*** Material for the task ***

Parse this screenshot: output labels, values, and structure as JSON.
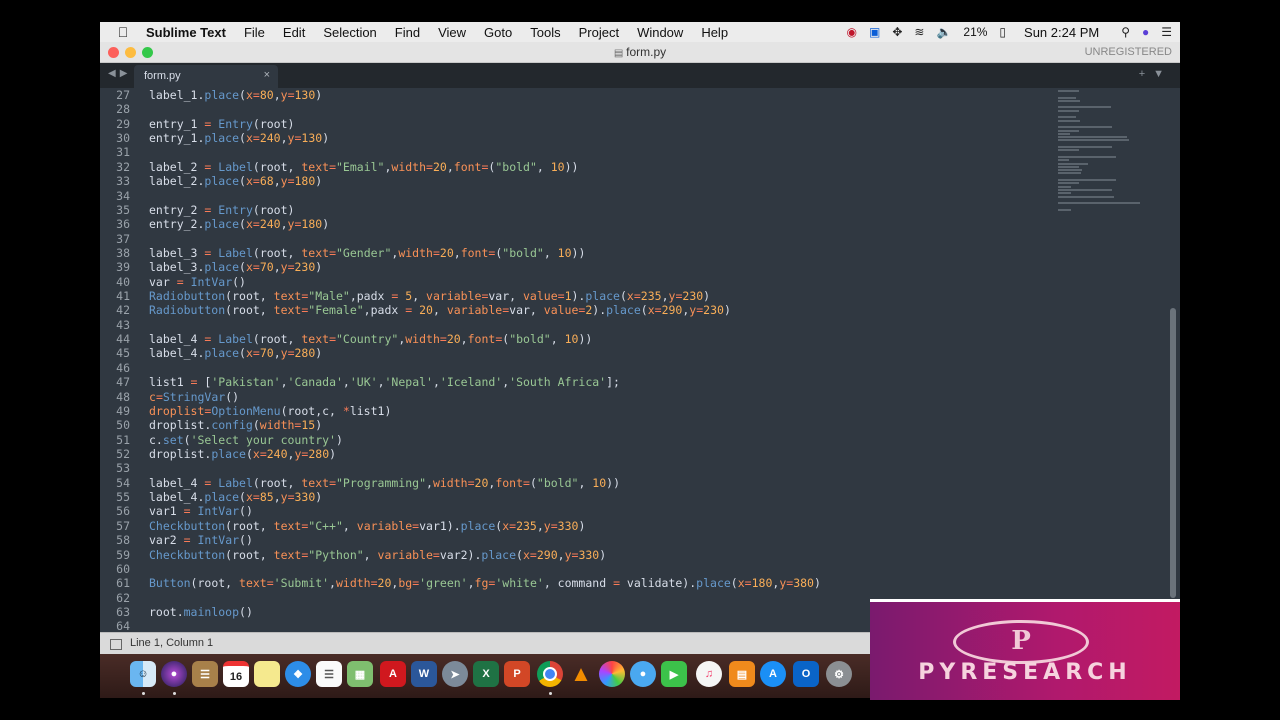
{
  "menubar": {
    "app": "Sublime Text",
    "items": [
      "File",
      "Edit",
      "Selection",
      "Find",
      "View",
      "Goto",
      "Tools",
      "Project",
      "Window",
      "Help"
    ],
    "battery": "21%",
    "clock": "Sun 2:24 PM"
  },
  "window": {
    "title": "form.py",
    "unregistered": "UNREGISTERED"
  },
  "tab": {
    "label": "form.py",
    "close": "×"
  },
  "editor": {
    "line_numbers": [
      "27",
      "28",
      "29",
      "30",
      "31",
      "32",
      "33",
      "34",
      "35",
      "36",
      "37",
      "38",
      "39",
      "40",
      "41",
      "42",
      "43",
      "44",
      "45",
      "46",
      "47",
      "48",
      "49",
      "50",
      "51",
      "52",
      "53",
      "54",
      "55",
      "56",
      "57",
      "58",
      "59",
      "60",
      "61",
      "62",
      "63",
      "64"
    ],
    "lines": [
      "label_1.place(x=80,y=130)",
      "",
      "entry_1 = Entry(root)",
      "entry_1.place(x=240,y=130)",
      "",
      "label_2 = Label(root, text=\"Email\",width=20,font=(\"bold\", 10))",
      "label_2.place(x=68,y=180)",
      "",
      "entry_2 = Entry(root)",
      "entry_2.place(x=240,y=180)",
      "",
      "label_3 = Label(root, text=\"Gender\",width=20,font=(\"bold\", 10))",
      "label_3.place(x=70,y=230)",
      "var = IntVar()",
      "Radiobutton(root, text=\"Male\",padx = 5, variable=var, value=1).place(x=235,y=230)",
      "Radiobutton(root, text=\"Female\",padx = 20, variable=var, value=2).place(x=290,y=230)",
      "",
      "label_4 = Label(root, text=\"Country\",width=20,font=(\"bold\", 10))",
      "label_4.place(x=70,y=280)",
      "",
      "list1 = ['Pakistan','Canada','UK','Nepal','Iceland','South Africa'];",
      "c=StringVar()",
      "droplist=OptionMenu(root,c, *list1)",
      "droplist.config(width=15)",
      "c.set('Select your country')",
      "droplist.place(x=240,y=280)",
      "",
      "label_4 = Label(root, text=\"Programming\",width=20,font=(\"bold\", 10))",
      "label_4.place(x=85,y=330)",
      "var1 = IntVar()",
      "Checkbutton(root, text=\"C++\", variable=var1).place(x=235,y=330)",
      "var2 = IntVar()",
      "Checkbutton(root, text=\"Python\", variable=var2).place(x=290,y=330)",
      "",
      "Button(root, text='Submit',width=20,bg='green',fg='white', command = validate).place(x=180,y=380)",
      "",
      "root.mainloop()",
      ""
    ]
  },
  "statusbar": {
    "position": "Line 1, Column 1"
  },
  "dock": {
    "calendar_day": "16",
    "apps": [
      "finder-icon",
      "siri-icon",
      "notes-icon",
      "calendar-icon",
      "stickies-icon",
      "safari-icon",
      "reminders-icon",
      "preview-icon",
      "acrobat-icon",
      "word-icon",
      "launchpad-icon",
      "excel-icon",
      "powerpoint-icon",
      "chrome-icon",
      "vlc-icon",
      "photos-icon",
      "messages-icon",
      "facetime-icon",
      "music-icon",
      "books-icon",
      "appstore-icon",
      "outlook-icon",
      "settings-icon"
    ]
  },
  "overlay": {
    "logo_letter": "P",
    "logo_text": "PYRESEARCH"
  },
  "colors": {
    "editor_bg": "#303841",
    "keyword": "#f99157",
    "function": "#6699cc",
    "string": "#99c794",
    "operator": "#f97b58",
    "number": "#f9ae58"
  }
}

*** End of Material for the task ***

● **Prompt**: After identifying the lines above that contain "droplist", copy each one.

● **Exercise solution**:
      "droplist=OptionMenu(root,c, *list1)",
      "droplist.config(width=15)",
      "droplist.place(x=240,y=280)",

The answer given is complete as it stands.